The answer must consist of every record below, reproduced exactly.

**** Extracted data ****

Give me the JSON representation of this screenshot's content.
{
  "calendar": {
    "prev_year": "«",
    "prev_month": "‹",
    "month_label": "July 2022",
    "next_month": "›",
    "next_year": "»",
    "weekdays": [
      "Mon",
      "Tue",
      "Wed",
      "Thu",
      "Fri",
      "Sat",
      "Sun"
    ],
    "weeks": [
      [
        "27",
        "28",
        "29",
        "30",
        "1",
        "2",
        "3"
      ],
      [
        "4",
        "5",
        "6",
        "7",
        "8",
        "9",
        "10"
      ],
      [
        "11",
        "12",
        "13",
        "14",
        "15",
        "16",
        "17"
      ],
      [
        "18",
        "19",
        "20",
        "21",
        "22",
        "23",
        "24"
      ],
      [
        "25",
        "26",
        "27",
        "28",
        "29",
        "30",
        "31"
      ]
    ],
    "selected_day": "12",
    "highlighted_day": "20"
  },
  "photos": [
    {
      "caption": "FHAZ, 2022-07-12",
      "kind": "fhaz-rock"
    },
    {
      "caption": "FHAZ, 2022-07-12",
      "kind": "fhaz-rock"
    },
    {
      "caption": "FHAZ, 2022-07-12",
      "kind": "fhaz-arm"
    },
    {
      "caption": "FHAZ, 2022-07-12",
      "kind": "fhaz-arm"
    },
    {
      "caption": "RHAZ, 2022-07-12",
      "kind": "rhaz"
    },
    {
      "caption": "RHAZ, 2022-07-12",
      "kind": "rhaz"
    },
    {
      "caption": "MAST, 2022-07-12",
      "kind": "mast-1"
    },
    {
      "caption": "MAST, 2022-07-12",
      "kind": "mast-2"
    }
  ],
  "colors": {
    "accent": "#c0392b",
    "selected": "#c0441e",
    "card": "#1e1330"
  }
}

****

Your response:
Give me the JSON representation of this screenshot's content.
{
  "calendar": {
    "prev_year": "«",
    "prev_month": "‹",
    "month_label": "July 2022",
    "next_month": "›",
    "next_year": "»",
    "weekdays": [
      "Mon",
      "Tue",
      "Wed",
      "Thu",
      "Fri",
      "Sat",
      "Sun"
    ],
    "weeks": [
      [
        "27",
        "28",
        "29",
        "30",
        "1",
        "2",
        "3"
      ],
      [
        "4",
        "5",
        "6",
        "7",
        "8",
        "9",
        "10"
      ],
      [
        "11",
        "12",
        "13",
        "14",
        "15",
        "16",
        "17"
      ],
      [
        "18",
        "19",
        "20",
        "21",
        "22",
        "23",
        "24"
      ],
      [
        "25",
        "26",
        "27",
        "28",
        "29",
        "30",
        "31"
      ]
    ],
    "selected_day": "12",
    "highlighted_day": "20"
  },
  "photos": [
    {
      "caption": "FHAZ, 2022-07-12",
      "kind": "fhaz-rock"
    },
    {
      "caption": "FHAZ, 2022-07-12",
      "kind": "fhaz-rock"
    },
    {
      "caption": "FHAZ, 2022-07-12",
      "kind": "fhaz-arm"
    },
    {
      "caption": "FHAZ, 2022-07-12",
      "kind": "fhaz-arm"
    },
    {
      "caption": "RHAZ, 2022-07-12",
      "kind": "rhaz"
    },
    {
      "caption": "RHAZ, 2022-07-12",
      "kind": "rhaz"
    },
    {
      "caption": "MAST, 2022-07-12",
      "kind": "mast-1"
    },
    {
      "caption": "MAST, 2022-07-12",
      "kind": "mast-2"
    }
  ],
  "colors": {
    "accent": "#c0392b",
    "selected": "#c0441e",
    "card": "#1e1330"
  }
}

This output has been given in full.